Shalikashvili's comments signaled the administration's determination to press forward with efforts to close bases, even though that drive has been bitterly opposed by lawmakers. Lawmakers derailed the issue earlier this summer for at least the remainder of the year, despite the administration's efforts to portray it as essential to national security.

Shalikashvili's comments also intensified the military's public expressions of concern about readiness.

The general said that in some military units, too much equipment is out of commission because of a lack of spare parts, and too many units have fallen substantially below adequate strength levels as manpower has been cut by roughly one-third.

But he said the greatest source of concern is the stressful pace of overseas deployments, exercises and other operations, which has many service members working too long and too far from home. This pace has the leadership "concerned more than anything else," Shalikashvili said.

Security Council Puts Sanctions On Angola's UNITA Movement

The Washington Post
UNITED NATIONS

The Security Council imposed air and travel sanctions Thursday on Angola's UNITA movement in an effort to deter the former rebel force and its long-time leader, Jonas Savimbi, from increasing tensions that threaten to rekindle Africa's longest civil war.

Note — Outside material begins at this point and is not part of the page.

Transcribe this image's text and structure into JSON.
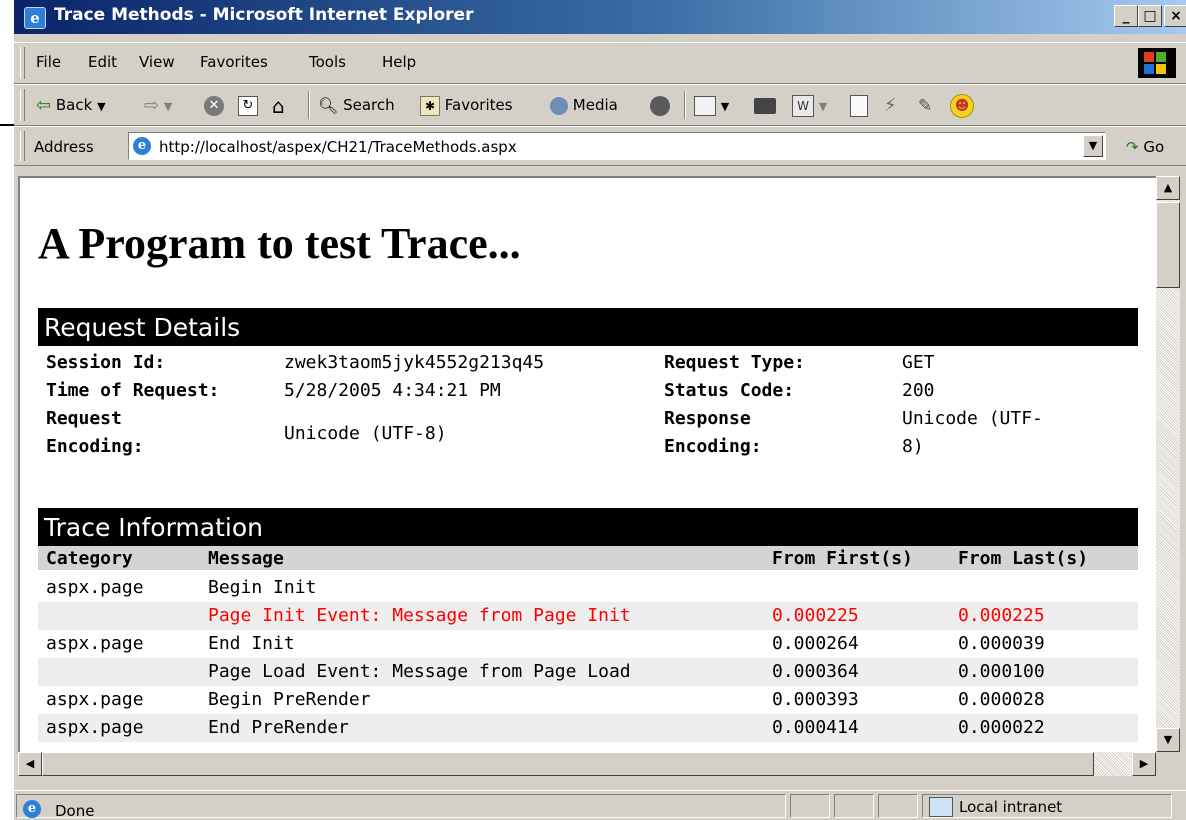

The 15-member council unanimously endorsed the sanctions after Secretary General Kofi Annan SM '72 reported that UNITA has failed to heed past U.N. calls to demobilize its troops and supply accurate accountings of how many many men it has under arms. U.N. officials also said UNITA has flouted earlier council sanctions barring acquisition of arms by continuing to import large amounts of weapons from abroad.

Thursday's new sanctions resolution was co-sponsored by the United States in a move that seemed to mark a final break with Savimbi, once a favored proxy of Washington during its Cold War struggles against communist penetration of Africa.

During Ronald Reagan's presidency, Savimbi's forces were one of the pillars of what came to be known as the Reagan doctrine - a policy of using American-supplied guerrilla surrogates to wage war against Marxist governments in the Third World. In Angola, that meant backing UNITA, an acronym for the National Union for the Total Liberation of Angola, against the government of President Jose Eduardo dos Santos, a Marxist sympathizer supported by the Soviet Union and Cuba, in the civil war that has ravaged the country almost continuously since it won independence from Portugal in 1975.